A frequent symptom of many wrist injuries, soft tissue wrist swelling (edema) is often the first sign that there has been trauma to the wrist. Along with mild to moderate pain or discomfort, wrist swelling lets the patient know that they need to seek medical treatment soon, although initially there are steps to help relieve the pain and swelling.
Swollen Wrist Treatment
Cryotherapy or an icepack applied to the swollen area will help reduce pain and inflammation. If there is acute discomfort, the use of readily available over-the-counter pain relievers with anti-inflammatory medicine like Tylenol, ibuprofen, or acetaminophen can provide relief.
Treatment of a swollen wrist usually involves the RICE protocol:
• Ice-to alleviate pain and swelling
• Compression-wrist brace or splint to compress and immobilize the wrist
• Elevation-above the heart
To help the area rest properly, a wrist support brace can and should effectively immobilize the area and some wrist supports accommodate cryotherapy while wearing the brace. This feature will maintain cold directly on the affected area, allowing you instant relief from the swelling.

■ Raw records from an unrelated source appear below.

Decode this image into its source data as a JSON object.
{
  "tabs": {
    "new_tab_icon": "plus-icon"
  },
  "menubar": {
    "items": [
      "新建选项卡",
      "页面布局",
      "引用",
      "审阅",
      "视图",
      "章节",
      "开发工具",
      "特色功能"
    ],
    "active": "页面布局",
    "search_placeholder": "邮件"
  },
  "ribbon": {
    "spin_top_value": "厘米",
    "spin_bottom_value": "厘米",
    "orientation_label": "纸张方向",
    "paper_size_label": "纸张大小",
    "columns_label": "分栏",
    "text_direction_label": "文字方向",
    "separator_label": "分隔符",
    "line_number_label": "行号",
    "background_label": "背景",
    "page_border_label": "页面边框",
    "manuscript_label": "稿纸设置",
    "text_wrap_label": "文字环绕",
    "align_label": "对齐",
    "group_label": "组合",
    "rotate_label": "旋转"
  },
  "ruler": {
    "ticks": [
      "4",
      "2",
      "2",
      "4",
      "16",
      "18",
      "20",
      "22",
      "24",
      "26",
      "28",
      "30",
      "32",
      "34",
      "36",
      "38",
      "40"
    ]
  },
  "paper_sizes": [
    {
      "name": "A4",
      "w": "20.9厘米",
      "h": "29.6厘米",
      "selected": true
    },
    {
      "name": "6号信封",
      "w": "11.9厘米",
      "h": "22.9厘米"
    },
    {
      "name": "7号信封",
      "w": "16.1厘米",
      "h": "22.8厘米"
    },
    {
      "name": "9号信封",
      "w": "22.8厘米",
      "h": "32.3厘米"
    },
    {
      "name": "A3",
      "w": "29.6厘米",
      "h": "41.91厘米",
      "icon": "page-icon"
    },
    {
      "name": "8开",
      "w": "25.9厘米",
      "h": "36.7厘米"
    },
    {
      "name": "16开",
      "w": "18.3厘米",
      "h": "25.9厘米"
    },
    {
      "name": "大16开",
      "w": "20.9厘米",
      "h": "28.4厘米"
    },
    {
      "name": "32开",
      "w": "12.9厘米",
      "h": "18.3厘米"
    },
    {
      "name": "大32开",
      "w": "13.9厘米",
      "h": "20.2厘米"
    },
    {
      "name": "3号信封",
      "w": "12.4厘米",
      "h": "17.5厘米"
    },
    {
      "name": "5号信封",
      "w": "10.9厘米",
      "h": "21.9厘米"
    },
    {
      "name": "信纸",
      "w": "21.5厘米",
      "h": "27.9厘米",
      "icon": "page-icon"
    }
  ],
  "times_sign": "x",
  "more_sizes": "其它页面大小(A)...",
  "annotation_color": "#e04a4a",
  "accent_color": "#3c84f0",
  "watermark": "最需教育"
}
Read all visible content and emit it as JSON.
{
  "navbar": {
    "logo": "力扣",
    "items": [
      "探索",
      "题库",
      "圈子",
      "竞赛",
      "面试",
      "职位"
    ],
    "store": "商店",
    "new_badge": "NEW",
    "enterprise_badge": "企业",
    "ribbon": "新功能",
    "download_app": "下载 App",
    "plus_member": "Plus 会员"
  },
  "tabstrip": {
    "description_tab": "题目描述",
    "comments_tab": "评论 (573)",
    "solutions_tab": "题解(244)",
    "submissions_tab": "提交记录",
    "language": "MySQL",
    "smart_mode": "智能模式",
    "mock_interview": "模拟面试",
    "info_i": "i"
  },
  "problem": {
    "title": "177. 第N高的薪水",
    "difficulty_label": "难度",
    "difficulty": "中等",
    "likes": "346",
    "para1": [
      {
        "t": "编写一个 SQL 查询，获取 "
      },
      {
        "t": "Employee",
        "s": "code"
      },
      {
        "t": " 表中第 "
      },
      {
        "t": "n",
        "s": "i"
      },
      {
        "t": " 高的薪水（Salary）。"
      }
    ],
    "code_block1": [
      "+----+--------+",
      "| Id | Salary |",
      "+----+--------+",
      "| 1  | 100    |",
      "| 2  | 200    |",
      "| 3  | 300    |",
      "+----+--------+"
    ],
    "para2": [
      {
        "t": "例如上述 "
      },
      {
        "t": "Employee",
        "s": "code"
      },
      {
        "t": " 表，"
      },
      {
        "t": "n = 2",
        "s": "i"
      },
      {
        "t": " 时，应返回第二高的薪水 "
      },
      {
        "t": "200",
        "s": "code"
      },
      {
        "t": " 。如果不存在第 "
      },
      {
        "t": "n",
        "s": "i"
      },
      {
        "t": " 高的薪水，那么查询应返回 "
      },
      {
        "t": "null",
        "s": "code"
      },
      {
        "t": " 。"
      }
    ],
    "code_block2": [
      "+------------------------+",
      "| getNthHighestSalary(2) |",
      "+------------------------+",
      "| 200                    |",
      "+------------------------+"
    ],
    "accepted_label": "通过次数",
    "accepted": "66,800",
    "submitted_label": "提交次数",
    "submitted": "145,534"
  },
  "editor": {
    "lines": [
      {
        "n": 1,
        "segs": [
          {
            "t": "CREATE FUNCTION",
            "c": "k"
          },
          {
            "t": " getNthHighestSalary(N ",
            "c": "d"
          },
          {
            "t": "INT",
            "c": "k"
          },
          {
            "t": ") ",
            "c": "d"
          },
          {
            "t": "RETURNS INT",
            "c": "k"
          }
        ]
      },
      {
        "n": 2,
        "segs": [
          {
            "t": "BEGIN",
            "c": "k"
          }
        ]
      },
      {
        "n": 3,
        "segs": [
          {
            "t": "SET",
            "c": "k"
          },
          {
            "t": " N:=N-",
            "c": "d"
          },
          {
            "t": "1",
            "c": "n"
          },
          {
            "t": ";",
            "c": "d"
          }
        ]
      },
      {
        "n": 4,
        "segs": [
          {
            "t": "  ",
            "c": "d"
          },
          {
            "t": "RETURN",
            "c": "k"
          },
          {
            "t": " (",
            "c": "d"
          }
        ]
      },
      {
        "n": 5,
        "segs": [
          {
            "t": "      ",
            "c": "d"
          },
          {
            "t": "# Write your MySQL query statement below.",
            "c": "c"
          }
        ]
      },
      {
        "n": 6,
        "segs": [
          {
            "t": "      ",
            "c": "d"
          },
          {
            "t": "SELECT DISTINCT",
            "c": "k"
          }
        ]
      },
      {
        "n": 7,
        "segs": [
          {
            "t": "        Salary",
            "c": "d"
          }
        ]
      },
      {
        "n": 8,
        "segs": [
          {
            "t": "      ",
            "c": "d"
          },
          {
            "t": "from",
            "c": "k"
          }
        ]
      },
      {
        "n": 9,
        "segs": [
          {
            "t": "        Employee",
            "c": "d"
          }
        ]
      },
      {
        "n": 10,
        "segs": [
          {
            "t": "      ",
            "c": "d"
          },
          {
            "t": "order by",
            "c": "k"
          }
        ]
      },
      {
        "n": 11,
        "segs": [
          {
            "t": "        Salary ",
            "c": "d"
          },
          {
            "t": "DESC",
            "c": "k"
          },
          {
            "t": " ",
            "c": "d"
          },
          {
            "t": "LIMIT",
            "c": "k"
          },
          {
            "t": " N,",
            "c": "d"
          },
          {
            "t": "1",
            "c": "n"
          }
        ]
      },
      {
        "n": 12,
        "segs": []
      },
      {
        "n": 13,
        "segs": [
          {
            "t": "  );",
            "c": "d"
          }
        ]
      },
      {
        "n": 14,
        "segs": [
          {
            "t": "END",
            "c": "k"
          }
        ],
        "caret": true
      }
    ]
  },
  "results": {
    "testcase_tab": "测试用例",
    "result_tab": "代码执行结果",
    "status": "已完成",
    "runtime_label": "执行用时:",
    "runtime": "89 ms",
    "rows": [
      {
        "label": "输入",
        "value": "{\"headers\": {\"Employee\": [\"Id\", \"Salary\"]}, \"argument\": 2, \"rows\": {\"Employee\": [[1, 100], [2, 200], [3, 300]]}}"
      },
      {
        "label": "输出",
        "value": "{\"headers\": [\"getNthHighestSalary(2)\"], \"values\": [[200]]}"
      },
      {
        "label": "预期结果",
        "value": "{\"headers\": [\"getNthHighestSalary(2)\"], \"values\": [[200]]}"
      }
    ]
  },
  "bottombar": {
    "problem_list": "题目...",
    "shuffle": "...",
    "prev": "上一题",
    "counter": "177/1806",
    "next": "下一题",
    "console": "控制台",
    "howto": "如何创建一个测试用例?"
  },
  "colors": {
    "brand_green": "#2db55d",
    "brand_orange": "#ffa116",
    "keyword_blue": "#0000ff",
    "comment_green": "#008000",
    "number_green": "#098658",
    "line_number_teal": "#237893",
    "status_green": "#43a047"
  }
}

After your physician examines the area, he or she will likely recommend further testing or treatment to assess the extent of the trauma and help get you on the road to recovery. While your swollen wrist may be giving you pain, it’s beneficial to know that most wrist injuries heal in time and without the need for surgical intervention.
A swollen wrist isn’t a medical disorder in and of itself, it presents as part of an injury to the wrist, and it is usually a symptom of a further, underlying cause. Only a trained medical professional can diagnose the exact injury, and with the myriad of problems that the injury can stem from, it is always best to seek a proper medical diagnose before administering anything stronger than Tylenol and using an ice pack and a wrist brace.
Swollen Wrist - A frequent symptom of many wrist injuries, soft tissue wrist swelling (edema) is often the first sign that there has been trauma to the wrist. Along with mild to moderate pain or discomfort, a swollen wrist lets the patient know that they need to seek medical treatment soon, although initially there are steps to help relieve the pain and swelling.